Male lions roar something fierce. They are loud and terrifying when they are on the hunt.
Do you know what is more ferocious than a male lion? A lioness.
The way the lions survive is they enclose their prey. When the prey hear the roar of the male, they will turn to run in fear – right into the jaws of the lioness.
This got me thinking about discipline and regret. As humans, we turn to run from discipline out of fear (actually because we are lazy, but that’s for another post). And when we do, we often run right into the jaws of regret.
Discipline terrifies most of us but the truth is that its bark is worse than its bite. Discipline breeds consistency. Consistency breeds success.
We turn and run from discipline to avoid hard work and the risk of failure. And when we do, we run right into the jaws of regret. It’s quieter. It’s smaller. But regret is so much worse than discipline.
“You can avoid the pain of discipline or the pain of regret. You can’t avoid both.” – Bo Eason
I used to think I was unique in this but I’ve learned that I’m a lot more like the rest of you than I sometimes like to admit. We are all allowing the bark of discipline to scare us right into the mouths of regret.
To write a book, you have to sit down and write. How many of you are sitting down to write on a regular basis?
To build a business, you have to lead generate. How many people are you adding to your database every week?
To get healthy, you have to exercise on a regular basis and make nutritionally-sound eating choices. How many of you are hitting the gym and meal prepping on a regular basis?
To get debt-free, you have to live on a budget with consistency. How many of you are doing that day in and day out?
If you’re like me, you spend more time regretting the goals you’re not accomplishing than you do working with diligence on the very same goals. In other words, we are turning to run from the discipline required to accomplish our goals straight into the jaws of regret.
How do we fix it?
Here’s one simple (not easy, but simple) answer:
Just like the prey, we bail at the roar of discipline because we don’t believe we can win. We let the voices in our heads remind us how many times we have failed or all the reasons why we shouldn’t even try. Our fight-or-flight instincts turn to flight every time because we don’t believe in our own ability to fight.
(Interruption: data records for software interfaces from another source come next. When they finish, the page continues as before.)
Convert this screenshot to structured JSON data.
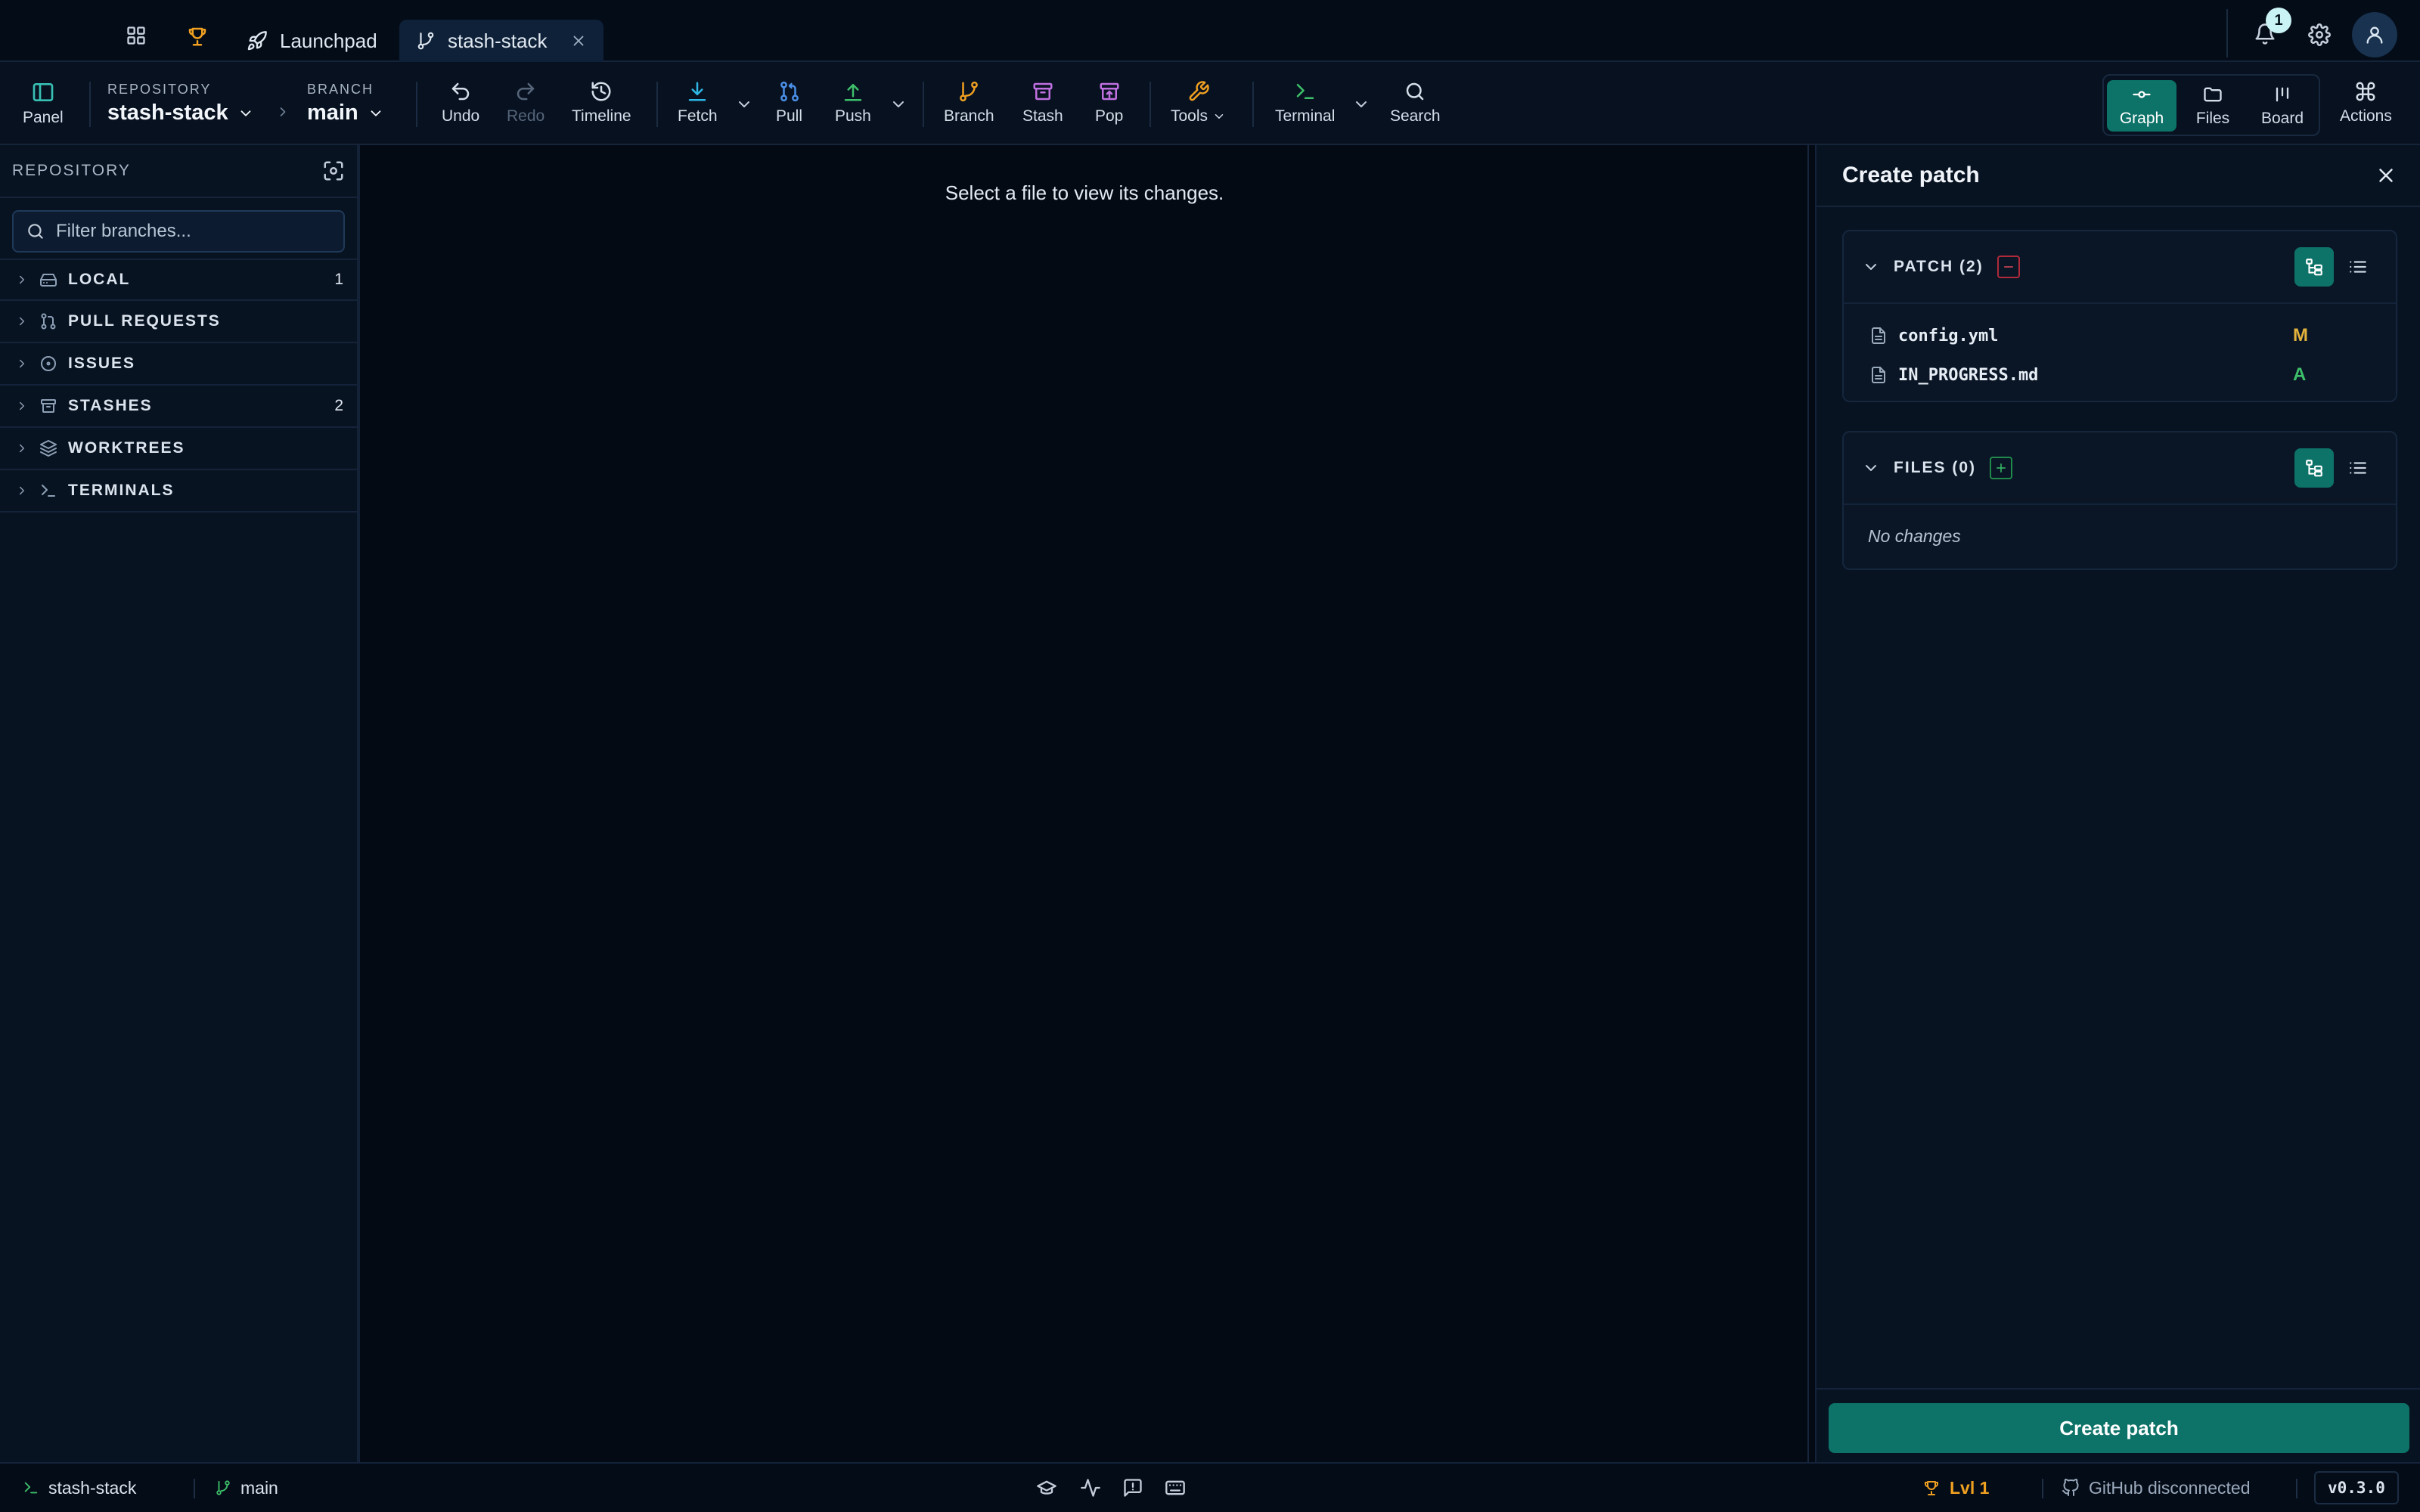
{
  "titlebar": {
    "tabs": [
      {
        "label": "Launchpad",
        "icon": "rocket-icon"
      },
      {
        "label": "stash-stack",
        "icon": "branch-icon",
        "active": true
      }
    ],
    "notification_count": "1"
  },
  "toolbar": {
    "panel_label": "Panel",
    "repository_caption": "REPOSITORY",
    "repository_name": "stash-stack",
    "branch_caption": "BRANCH",
    "branch_name": "main",
    "undo": "Undo",
    "redo": "Redo",
    "timeline": "Timeline",
    "fetch": "Fetch",
    "pull": "Pull",
    "push": "Push",
    "branch": "Branch",
    "stash": "Stash",
    "pop": "Pop",
    "tools": "Tools",
    "terminal": "Terminal",
    "search": "Search",
    "views": {
      "graph": "Graph",
      "files": "Files",
      "board": "Board"
    },
    "actions": "Actions"
  },
  "sidebar": {
    "title": "REPOSITORY",
    "filter_placeholder": "Filter branches...",
    "sections": [
      {
        "name": "LOCAL",
        "count": "1"
      },
      {
        "name": "PULL REQUESTS",
        "count": ""
      },
      {
        "name": "ISSUES",
        "count": ""
      },
      {
        "name": "STASHES",
        "count": "2"
      },
      {
        "name": "WORKTREES",
        "count": ""
      },
      {
        "name": "TERMINALS",
        "count": ""
      }
    ]
  },
  "main": {
    "empty_message": "Select a file to view its changes."
  },
  "panel": {
    "title": "Create patch",
    "patch_header": "PATCH (2)",
    "patch_files": [
      {
        "name": "config.yml",
        "status": "M"
      },
      {
        "name": "IN_PROGRESS.md",
        "status": "A"
      }
    ],
    "files_header": "FILES (0)",
    "no_changes": "No changes",
    "create_button": "Create patch"
  },
  "statusbar": {
    "repo": "stash-stack",
    "branch": "main",
    "level": "Lvl 1",
    "github": "GitHub disconnected",
    "version": "v0.3.0"
  },
  "colors": {
    "accent": "#0d7268",
    "modified": "#e3b23c",
    "added": "#3ec06a",
    "remove": "#e0485a",
    "level": "#f0a020"
  }
}
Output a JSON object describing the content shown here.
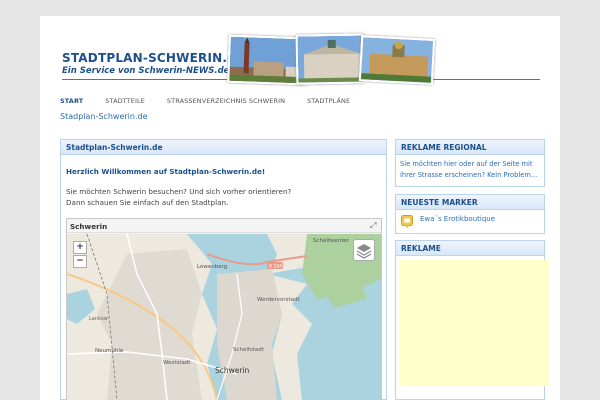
{
  "header": {
    "logo_line1": "STADTPLAN-SCHWERIN.de",
    "logo_line2": "Ein Service von Schwerin-NEWS.de"
  },
  "nav": {
    "items": [
      {
        "label": "START",
        "active": true
      },
      {
        "label": "STADTTEILE",
        "active": false
      },
      {
        "label": "STRASSENVERZEICHNIS SCHWERIN",
        "active": false
      },
      {
        "label": "STADTPLÄNE",
        "active": false
      }
    ]
  },
  "breadcrumb": "Stadplan-Schwerin.de",
  "main": {
    "title": "Stadtplan-Schwerin.de",
    "welcome": "Herzlich Willkommen auf Stadtplan-Schwerin.de!",
    "intro_line1": "Sie möchten Schwerin besuchen? Und sich vorher orientieren?",
    "intro_line2": "Dann schauen Sie einfach auf den Stadtplan.",
    "map": {
      "title": "Schwerin",
      "zoom_in": "+",
      "zoom_out": "−",
      "place_labels": {
        "schelfwerder": "Schelfwerder",
        "lewenberg": "Lewenberg",
        "werdervorstadt": "Werdervorstadt",
        "neumuehle": "Neumühle",
        "weststadt": "Weststadt",
        "schelfstadt": "Schelfstadt",
        "schwerin": "Schwerin",
        "lankow": "Lankow",
        "road_b104": "B 104"
      }
    }
  },
  "sidebar": {
    "regional": {
      "title": "REKLAME REGIONAL",
      "text": "Sie möchten hier oder auf der Seite mit ihrer Strasse erscheinen? Kein Problem..."
    },
    "markers": {
      "title": "NEUESTE MARKER",
      "link": "Ewa´s Erotikboutique"
    },
    "ads": {
      "title": "REKLAME"
    }
  },
  "colors": {
    "brand_blue": "#1d4f8c",
    "link_blue": "#2a6db5",
    "box_border": "#bcd3ec",
    "ad_yellow": "#ffffcc",
    "water": "#aad3df",
    "forest": "#add19e"
  },
  "icons": {
    "fullscreen": "fullscreen-icon",
    "layers": "layers-icon",
    "marker": "marker-icon"
  }
}
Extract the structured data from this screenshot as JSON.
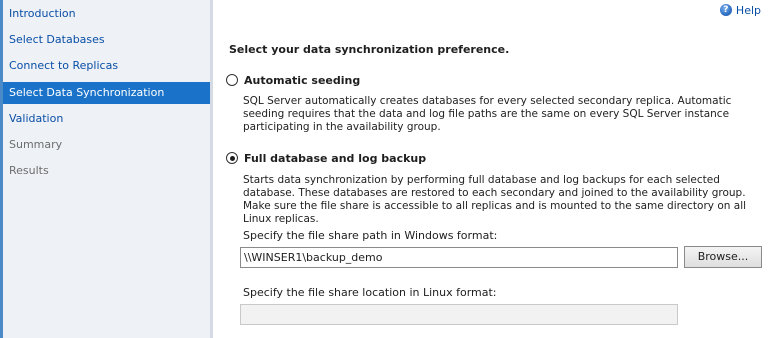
{
  "sidebar": {
    "items": [
      {
        "label": "Introduction"
      },
      {
        "label": "Select Databases"
      },
      {
        "label": "Connect to Replicas"
      },
      {
        "label": "Select Data Synchronization"
      },
      {
        "label": "Validation"
      },
      {
        "label": "Summary"
      },
      {
        "label": "Results"
      }
    ],
    "selected_index": 3
  },
  "help": {
    "label": "Help",
    "icon": "help-icon"
  },
  "main": {
    "title": "Select your data synchronization preference.",
    "options": [
      {
        "label": "Automatic seeding",
        "checked": false,
        "description": "SQL Server automatically creates databases for every selected secondary replica. Automatic seeding requires that the data and log file paths are the same on every SQL Server instance participating in the availability group."
      },
      {
        "label": "Full database and log backup",
        "checked": true,
        "description": "Starts data synchronization by performing full database and log backups for each selected database. These databases are restored to each secondary and joined to the availability group. Make sure the file share is accessible to all replicas and is mounted to the same directory on all Linux replicas."
      }
    ],
    "windows_path_label": "Specify the file share path in Windows format:",
    "windows_path_value": "\\\\WINSER1\\backup_demo",
    "browse_label": "Browse...",
    "linux_path_label": "Specify the file share location in Linux format:",
    "linux_path_value": ""
  },
  "colors": {
    "selected_bg": "#1a73c9",
    "link": "#0a4fa6",
    "sidebar_bg": "#eef1f6"
  }
}
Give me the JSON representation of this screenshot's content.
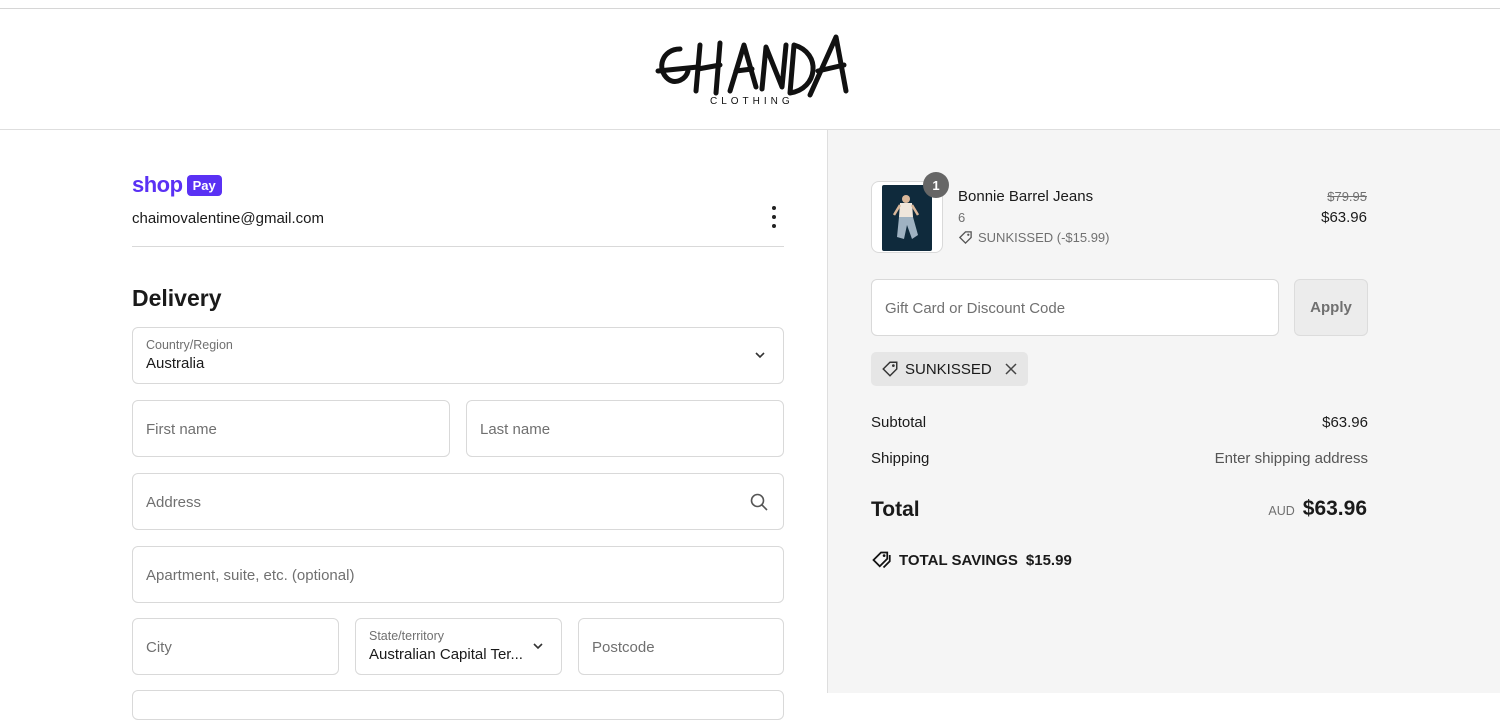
{
  "brand": {
    "logo_main": "CHANDA",
    "logo_sub": "CLOTHING"
  },
  "account": {
    "shoppay_word": "shop",
    "shoppay_badge": "Pay",
    "email": "chaimovalentine@gmail.com"
  },
  "delivery": {
    "title": "Delivery",
    "country": {
      "label": "Country/Region",
      "value": "Australia"
    },
    "first_name": {
      "placeholder": "First name"
    },
    "last_name": {
      "placeholder": "Last name"
    },
    "address": {
      "placeholder": "Address"
    },
    "apartment": {
      "placeholder": "Apartment, suite, etc. (optional)"
    },
    "city": {
      "placeholder": "City"
    },
    "state": {
      "label": "State/territory",
      "value": "Australian Capital Ter..."
    },
    "postcode": {
      "placeholder": "Postcode"
    }
  },
  "summary": {
    "item": {
      "name": "Bonnie Barrel Jeans",
      "variant": "6",
      "quantity": "1",
      "discount": "SUNKISSED (-$15.99)",
      "price_original": "$79.95",
      "price_now": "$63.96"
    },
    "discount_input": {
      "placeholder": "Gift Card or Discount Code"
    },
    "apply_label": "Apply",
    "applied_code": "SUNKISSED",
    "subtotal_label": "Subtotal",
    "subtotal_value": "$63.96",
    "shipping_label": "Shipping",
    "shipping_value": "Enter shipping address",
    "total_label": "Total",
    "total_currency": "AUD",
    "total_value": "$63.96",
    "savings_label": "TOTAL SAVINGS",
    "savings_value": "$15.99"
  }
}
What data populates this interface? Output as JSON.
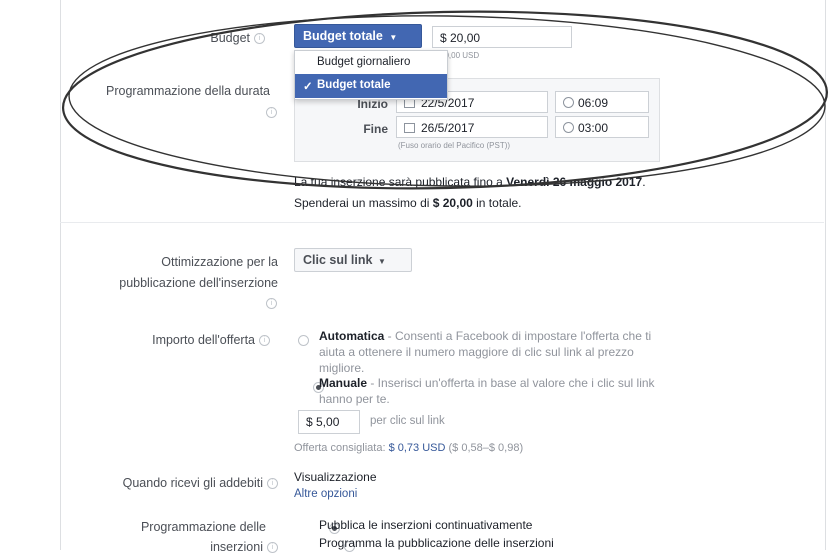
{
  "budget": {
    "label": "Budget",
    "dropdown_label": "Budget totale",
    "amount": "$ 20,00",
    "amount_hint": "20,00 USD",
    "menu": {
      "option1": "Budget giornaliero",
      "option2": "Budget totale"
    }
  },
  "schedule": {
    "label": "Programmazione della durata",
    "start_label": "Inizio",
    "start_date": "22/5/2017",
    "start_time": "06:09",
    "end_label": "Fine",
    "end_date": "26/5/2017",
    "end_time": "03:00",
    "timezone": "(Fuso orario del Pacifico (PST))"
  },
  "summary": {
    "line1_prefix": "La tua inserzione sarà pubblicata fino a ",
    "line1_date": "Venerdì 26 maggio 2017",
    "line1_suffix": ".",
    "line2_prefix": "Spenderai un massimo di ",
    "line2_amount": "$ 20,00",
    "line2_suffix": " in totale."
  },
  "optimization": {
    "label_line1": "Ottimizzazione per la",
    "label_line2": "pubblicazione dell'inserzione",
    "value": "Clic sul link"
  },
  "bid": {
    "label": "Importo dell'offerta",
    "auto_title": "Automatica",
    "auto_desc_l1": " - Consenti a Facebook di impostare l'offerta che ti",
    "auto_desc_l2": "aiuta a ottenere il numero maggiore di clic sul link al prezzo",
    "auto_desc_l3": "migliore.",
    "manual_title": "Manuale",
    "manual_desc_l1": " - Inserisci un'offerta in base al valore che i clic sul link",
    "manual_desc_l2": "hanno per te.",
    "amount": "$ 5,00",
    "per": "per clic sul link",
    "suggested_prefix": "Offerta consigliata: ",
    "suggested_value": "$ 0,73 USD",
    "suggested_range": " ($ 0,58–$ 0,98)"
  },
  "charges": {
    "label": "Quando ricevi gli addebiti",
    "value": "Visualizzazione",
    "more": "Altre opzioni"
  },
  "delivery": {
    "label_line1": "Programmazione delle",
    "label_line2": "inserzioni",
    "option1": "Pubblica le inserzioni continuativamente",
    "option2": "Programma la pubblicazione delle inserzioni"
  }
}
Or we just don’t want to.
Let’s take the lion analogy a step further, shall we?
Do you know what you’re supposed to do if you find yourself in an unexpected situation with a lion?
The experts say to stand your ground.
They advise that you take control of the situation and show the lion who is the boss.
That takes some mighty faith to believe that the lion is going to follow your lead and leave you alone. You know what takes less faith? Standing your ground and working hard on your goals.
It’s going to be hard work. It’s going to suck sometimes. You’re going to fail.
In fact, you might even get bit by the lion of discipline.
You might work really hard and start to gain some traction because you do everything right, just when circumstances happen and the lion bites you.
That doesn’t mean you have to give up, lay down and let the lion devour you for dinner.
Bites and scratches are part of the process.
I want you to be really honest with yourself right now.
Would you rather say you went on a safari and nothing exciting happened but you finished? Or would you rather tell a story about fighting off a ferocious lion?
If your answer wasn’t that you’d rather have a story to tell to make you appreciate the experience more, you’re either really boring or you’re a liar.
I promise it is more satisfying to endure the process. To fight the battles. To earn the scars.
I got my real estate license a year ago. For most people, getting a license looks like going to a class for a few weeks, taking a computer exam and filing the paperwork and applicable fees associated with all three.
For me, I took the class completely online so I wouldn’t have to pay for rideshare to get to and from the class everyday. Then I had to file for accommodations, which required medical documents and explanations and lots of hoops to jump through. My exam was delayed almost a month because of the accommodations process, then when I finally showed up on the day of testing, they weren’t ready for me. They sent me home and told me to come back a few days later. When I showed up the second time, it didn’t look at all like what I was prepared for and I had to “fight a lion” to pass my test. I fought it and I won. In other words, I passed my state and national exams the first time.
Confidence is a choice. Only you can decide to walk in all God has created and called you to be. Only you can decide to stare the lion in the eye and stand your ground. Only you can decide that hard work and discipline is better than regret.
What lion do you need to stare in the eye today?